The reply should be the records repeated exactly, without any images.

# [Extracted data entries]
▼▼▼

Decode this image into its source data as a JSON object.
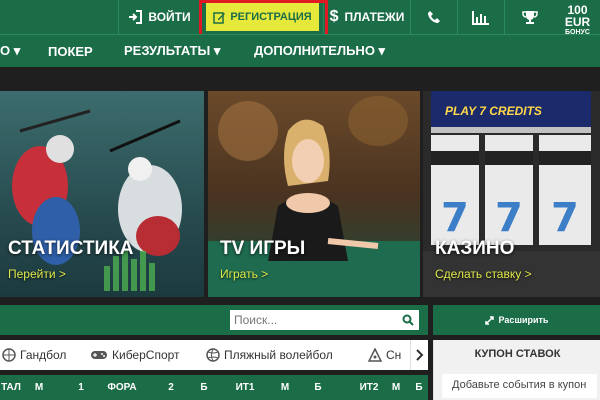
{
  "topbar": {
    "login_label": "ВОЙТИ",
    "register_label": "РЕГИСТРАЦИЯ",
    "payments_label": "ПЛАТЕЖИ",
    "bonus_amount": "100 EUR",
    "bonus_label": "БОНУС"
  },
  "mainnav": {
    "items": [
      {
        "label": "О ▾"
      },
      {
        "label": "ПОКЕР"
      },
      {
        "label": "РЕЗУЛЬТАТЫ ▾"
      },
      {
        "label": "ДОПОЛНИТЕЛЬНО ▾"
      }
    ]
  },
  "banners": [
    {
      "title": "СТАТИСТИКА",
      "link": "Перейти >"
    },
    {
      "title": "TV ИГРЫ",
      "link": "Играть >"
    },
    {
      "title": "КАЗИНО",
      "link": "Сделать ставку >"
    }
  ],
  "casino_sign": "PLAY 7 CREDITS",
  "search": {
    "placeholder": "Поиск..."
  },
  "sports": [
    {
      "label": "Гандбол",
      "icon": "handball-icon"
    },
    {
      "label": "КиберСпорт",
      "icon": "gamepad-icon"
    },
    {
      "label": "Пляжный волейбол",
      "icon": "volleyball-icon"
    },
    {
      "label": "Сн",
      "icon": "snooker-icon"
    }
  ],
  "columns": [
    "ТАЛ",
    "М",
    "1",
    "ФОРА",
    "2",
    "Б",
    "ИТ1",
    "М",
    "Б",
    "ИТ2",
    "М",
    "Б"
  ],
  "sidebar": {
    "expand_label": "Расширить",
    "coupon_title": "КУПОН СТАВОК",
    "coupon_text": "Добавьте события в купон"
  },
  "colors": {
    "brand_green": "#1b6d48",
    "register_yellow": "#e6e93a",
    "highlight_red": "#e01a22",
    "link_yellow": "#dfe84a"
  }
}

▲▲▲

# [SOLUTION TO THIS PROBLEM]
Decode this image into its source data as a JSON object.
{
  "topbar": {
    "login_label": "ВОЙТИ",
    "register_label": "РЕГИСТРАЦИЯ",
    "payments_label": "ПЛАТЕЖИ",
    "bonus_amount": "100 EUR",
    "bonus_label": "БОНУС"
  },
  "mainnav": {
    "items": [
      {
        "label": "О ▾"
      },
      {
        "label": "ПОКЕР"
      },
      {
        "label": "РЕЗУЛЬТАТЫ ▾"
      },
      {
        "label": "ДОПОЛНИТЕЛЬНО ▾"
      }
    ]
  },
  "banners": [
    {
      "title": "СТАТИСТИКА",
      "link": "Перейти >"
    },
    {
      "title": "TV ИГРЫ",
      "link": "Играть >"
    },
    {
      "title": "КАЗИНО",
      "link": "Сделать ставку >"
    }
  ],
  "casino_sign": "PLAY 7 CREDITS",
  "search": {
    "placeholder": "Поиск..."
  },
  "sports": [
    {
      "label": "Гандбол",
      "icon": "handball-icon"
    },
    {
      "label": "КиберСпорт",
      "icon": "gamepad-icon"
    },
    {
      "label": "Пляжный волейбол",
      "icon": "volleyball-icon"
    },
    {
      "label": "Сн",
      "icon": "snooker-icon"
    }
  ],
  "columns": [
    "ТАЛ",
    "М",
    "1",
    "ФОРА",
    "2",
    "Б",
    "ИТ1",
    "М",
    "Б",
    "ИТ2",
    "М",
    "Б"
  ],
  "sidebar": {
    "expand_label": "Расширить",
    "coupon_title": "КУПОН СТАВОК",
    "coupon_text": "Добавьте события в купон"
  },
  "colors": {
    "brand_green": "#1b6d48",
    "register_yellow": "#e6e93a",
    "highlight_red": "#e01a22",
    "link_yellow": "#dfe84a"
  }
}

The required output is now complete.